stillness and clarity break in shimmers as the softest movement
of air to the surface of a pond.

Instead I say to him, “One hot evening long before I met your mother,
I saw dolphins leaping in the bay beyond Yelapa.
One by one they turned into sky.”

All the while I think of my high school principal’s son who,
one night full of rainclouds, turned into Seattle.
No one ever heard from him again. I keep this to myself:

once moonlight reaches a certain depth of water,
it turns into what we all turn into, not an animal body.
No magic, not even a silver bullet or a dawn without wind,
can stop our shapes from shifting.

I want to tell my son he will find depths to plumb
under every surface, skies beyond all clouds, but when he sees
the moon above the western hills refuse to dive
away from dawn, I whisper,

“Let’s go to the smooth rock beach today. We can wade
in shallow water, look for colorful stones.”

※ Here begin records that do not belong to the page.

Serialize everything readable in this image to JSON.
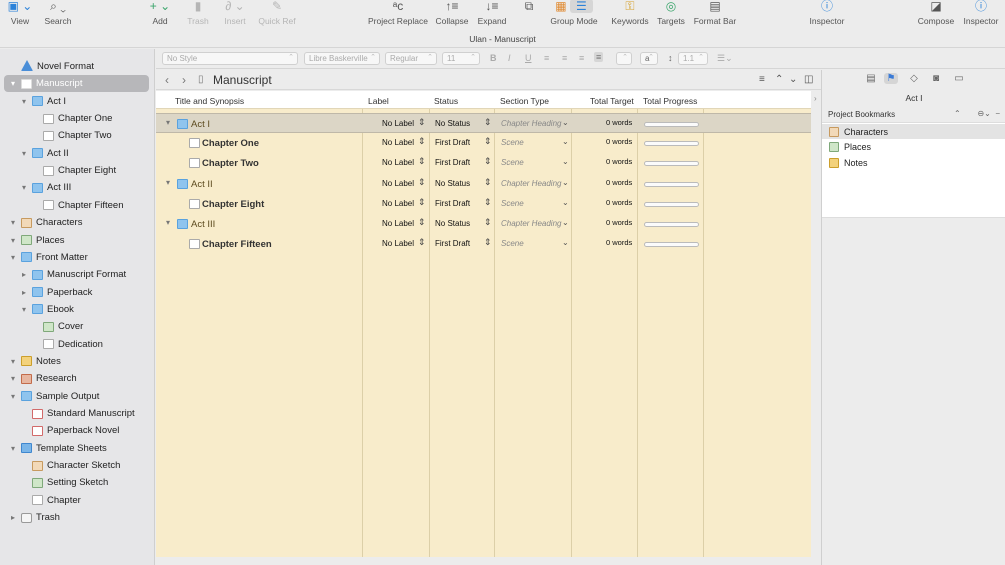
{
  "window_title": "Ulan - Manuscript",
  "toolbar": [
    {
      "id": "view",
      "label": "View",
      "icon": "▣",
      "style": "blue"
    },
    {
      "id": "search",
      "label": "Search",
      "icon": "⌕",
      "style": ""
    },
    {
      "id": "add",
      "label": "Add",
      "icon": "+",
      "style": "green"
    },
    {
      "id": "trash",
      "label": "Trash",
      "icon": "🗑",
      "style": "dim"
    },
    {
      "id": "insert",
      "label": "Insert",
      "icon": "📎",
      "style": "dim"
    },
    {
      "id": "quick-ref",
      "label": "Quick Ref",
      "icon": "✎",
      "style": "dim"
    },
    {
      "id": "project-replace",
      "label": "Project Replace",
      "icon": "ᵃc",
      "style": ""
    },
    {
      "id": "collapse",
      "label": "Collapse",
      "icon": "↑≡",
      "style": ""
    },
    {
      "id": "expand",
      "label": "Expand",
      "icon": "↓≡",
      "style": ""
    },
    {
      "id": "copy",
      "label": "",
      "icon": "⧉",
      "style": ""
    },
    {
      "id": "group-mode",
      "label": "Group Mode",
      "icon": "▦ ☰",
      "style": "orange"
    },
    {
      "id": "keywords",
      "label": "Keywords",
      "icon": "⚿",
      "style": "gold"
    },
    {
      "id": "targets",
      "label": "Targets",
      "icon": "◎",
      "style": "green"
    },
    {
      "id": "format-bar",
      "label": "Format Bar",
      "icon": "▤",
      "style": ""
    },
    {
      "id": "inspector-left",
      "label": "Inspector",
      "icon": "ⓘ",
      "style": "blue"
    },
    {
      "id": "compose",
      "label": "Compose",
      "icon": "◪",
      "style": ""
    },
    {
      "id": "inspector",
      "label": "Inspector",
      "icon": "ⓘ",
      "style": "blue"
    }
  ],
  "formatbar": {
    "style": "No Style",
    "font": "Libre Baskerville",
    "weight": "Regular",
    "size": "11",
    "bold": "B",
    "italic": "I",
    "underline": "U",
    "text_color": "a",
    "line_spacing": "1.1"
  },
  "editor": {
    "title": "Manuscript",
    "columns": [
      "Title and Synopsis",
      "Label",
      "Status",
      "Section Type",
      "Total Target",
      "Total Progress"
    ],
    "rows": [
      {
        "title": "Act I",
        "kind": "folder",
        "label": "No Label",
        "status": "No Status",
        "section": "Chapter Heading",
        "target": "0 words"
      },
      {
        "title": "Chapter One",
        "kind": "doc",
        "label": "No Label",
        "status": "First Draft",
        "section": "Scene",
        "target": "0 words"
      },
      {
        "title": "Chapter Two",
        "kind": "doc",
        "label": "No Label",
        "status": "First Draft",
        "section": "Scene",
        "target": "0 words"
      },
      {
        "title": "Act II",
        "kind": "folder",
        "label": "No Label",
        "status": "No Status",
        "section": "Chapter Heading",
        "target": "0 words"
      },
      {
        "title": "Chapter Eight",
        "kind": "doc",
        "label": "No Label",
        "status": "First Draft",
        "section": "Scene",
        "target": "0 words"
      },
      {
        "title": "Act III",
        "kind": "folder",
        "label": "No Label",
        "status": "No Status",
        "section": "Chapter Heading",
        "target": "0 words"
      },
      {
        "title": "Chapter Fifteen",
        "kind": "doc",
        "label": "No Label",
        "status": "First Draft",
        "section": "Scene",
        "target": "0 words"
      }
    ]
  },
  "binder": [
    {
      "label": "Novel Format",
      "icon": "format",
      "level": 0,
      "disclosure": ""
    },
    {
      "label": "Manuscript",
      "icon": "docsel",
      "level": 0,
      "disclosure": "▾",
      "selected": true
    },
    {
      "label": "Act I",
      "icon": "folder",
      "level": 1,
      "disclosure": "▾"
    },
    {
      "label": "Chapter One",
      "icon": "doc",
      "level": 2,
      "disclosure": ""
    },
    {
      "label": "Chapter Two",
      "icon": "doc",
      "level": 2,
      "disclosure": ""
    },
    {
      "label": "Act II",
      "icon": "folder",
      "level": 1,
      "disclosure": "▾"
    },
    {
      "label": "Chapter Eight",
      "icon": "doc",
      "level": 2,
      "disclosure": ""
    },
    {
      "label": "Act III",
      "icon": "folder",
      "level": 1,
      "disclosure": "▾"
    },
    {
      "label": "Chapter Fifteen",
      "icon": "doc",
      "level": 2,
      "disclosure": ""
    },
    {
      "label": "Characters",
      "icon": "char",
      "level": 0,
      "disclosure": "▾"
    },
    {
      "label": "Places",
      "icon": "place",
      "level": 0,
      "disclosure": "▾"
    },
    {
      "label": "Front Matter",
      "icon": "folder",
      "level": 0,
      "disclosure": "▾"
    },
    {
      "label": "Manuscript Format",
      "icon": "folder",
      "level": 1,
      "disclosure": "▸"
    },
    {
      "label": "Paperback",
      "icon": "folder",
      "level": 1,
      "disclosure": "▸"
    },
    {
      "label": "Ebook",
      "icon": "folder",
      "level": 1,
      "disclosure": "▾"
    },
    {
      "label": "Cover",
      "icon": "place",
      "level": 2,
      "disclosure": ""
    },
    {
      "label": "Dedication",
      "icon": "doc",
      "level": 2,
      "disclosure": ""
    },
    {
      "label": "Notes",
      "icon": "notes",
      "level": 0,
      "disclosure": "▾"
    },
    {
      "label": "Research",
      "icon": "research",
      "level": 0,
      "disclosure": "▾"
    },
    {
      "label": "Sample Output",
      "icon": "sample",
      "level": 0,
      "disclosure": "▾"
    },
    {
      "label": "Standard Manuscript",
      "icon": "redpage",
      "level": 1,
      "disclosure": ""
    },
    {
      "label": "Paperback Novel",
      "icon": "redpage",
      "level": 1,
      "disclosure": ""
    },
    {
      "label": "Template Sheets",
      "icon": "template",
      "level": 0,
      "disclosure": "▾"
    },
    {
      "label": "Character Sketch",
      "icon": "char",
      "level": 1,
      "disclosure": ""
    },
    {
      "label": "Setting Sketch",
      "icon": "place",
      "level": 1,
      "disclosure": ""
    },
    {
      "label": "Chapter",
      "icon": "doc",
      "level": 1,
      "disclosure": ""
    },
    {
      "label": "Trash",
      "icon": "trash",
      "level": 0,
      "disclosure": "▸"
    }
  ],
  "inspector": {
    "subject": "Act I",
    "bookmarks_title": "Project Bookmarks",
    "bookmarks": [
      {
        "label": "Characters",
        "icon": "char"
      },
      {
        "label": "Places",
        "icon": "place"
      },
      {
        "label": "Notes",
        "icon": "notes"
      }
    ],
    "tab_icons": [
      "notes-icon",
      "bookmark-icon",
      "tag-icon",
      "snapshot-icon",
      "comment-icon"
    ]
  }
}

Front Range Spring Storm–Sonny Zwierkowski

Front Range Spring Storm–Sonny Zwierkowski

April grey
clouds hang
high and thick,
boiling
pregnant
with the wet promise
of rebirth.

The dry Colorado
earthen clay
sleeps
eager,
anticipating.

The neighbor’s
immaculate lawn
at the corner of 51st and Decatur,
burned to amber
in the fall,
stretches its thousand
tiny arms.
The old woman’s
rose bushes along Clay St.,
curved brown and barren
under the low
southern Sun,
stand witness to
the circle curving
back again.

The rain begins
ascending,
dancing rhythms on chilled
aluminum awnings.
The rising crowing
has begun and
from the cracks emerge
ancient
jaded
earthworms
so thirsty

to
drown.

Opportunity to Change–Bret Norwood

Opportunity to Change

~

Mountain rises up in front of me,
granite, ancient, clothed in greenery,
that I achieved by hiking feet,
in wending wild and lovely ways alone.

Dwarfed by lords the aborigines feared,
Nature’s angels, gods that squash a man
as man tromps ants without a thought,
I think this holy fear, this awe would bind

someone and I…
if one walked this way with me.

Turning, I descend the ridge and then
‘long the banks of black and crystal creeks,
amid some glowing willows, I
continue into shade. Now where to find

someone? And I
wouldn’t know just what to do with
someone, and I
wouldn’t know just what to do with

an opportunity to change.

Evolution, train without a driver,
track with endless junctions: we the led
are sent such strange selected ways.
This life was unforeseen when I was young.

Heat a can of beans as evening ‘rrives.
Pine bough fire’s coughing sparks–
lone star-like light ‘neath night-black cliffs
‘neath night-black night–goes on and on…
What on Earth to do with
someone?

Don’t even know.

Walk on.

Some Sunday as I passed
the valley of the gypsum glass,
a figure like a cedar dryad
appeared upon the gravel wash.
She shone as sudden as that Caesar’s ghost–
no less startling than a cactus rose–
a khaki hiker in khaki lands,
sunglass-eyes and sunburned hands.

And I–I just grinned and nodded…

With silent nod and knowing grin,
I sent her on her northbound way.

And I–I continued mine.

As If We Know the World–Connie Wieneke

As If We Know The World

Where it used to be wheat fields nothing but blue-black clouds. The roil fearsome strange animals. Something terrible keeping us still. The clouds slam into us, the roar of hot wind squeezes our already narrow shoulders into stone. The next blast upends our hearts, a sucker punch to each windpipe. Sheet lightning burns three pairs of eyes brilliant blind. The afterimage a mirage. A stampede of horses and buffalo crosses the Hi-Line. The Jabberwocky from the Collier’s book of fairy tales rumbles in from the west and giant dwarfs bicker and scream. Gleeful. Childish. Obscenities. Time to come in. Momma calls on God and the priests, goblins and our father’s belt. Nothing is going to move us. We nail our butts to the well cover, anchor newly formed bones, sinew all the way to China and back. Going to kill yourselves. See if anybody cares. We scoff at the softness behind her tough voice. Our dog eyes watch and lean into the horizon. Limitless, out of reach of words. You can’t stay out there forever. What we prayed for who now can say. Warm rain drops, pestering sand turns to ice. Now! We wait as if we know the world depends on us.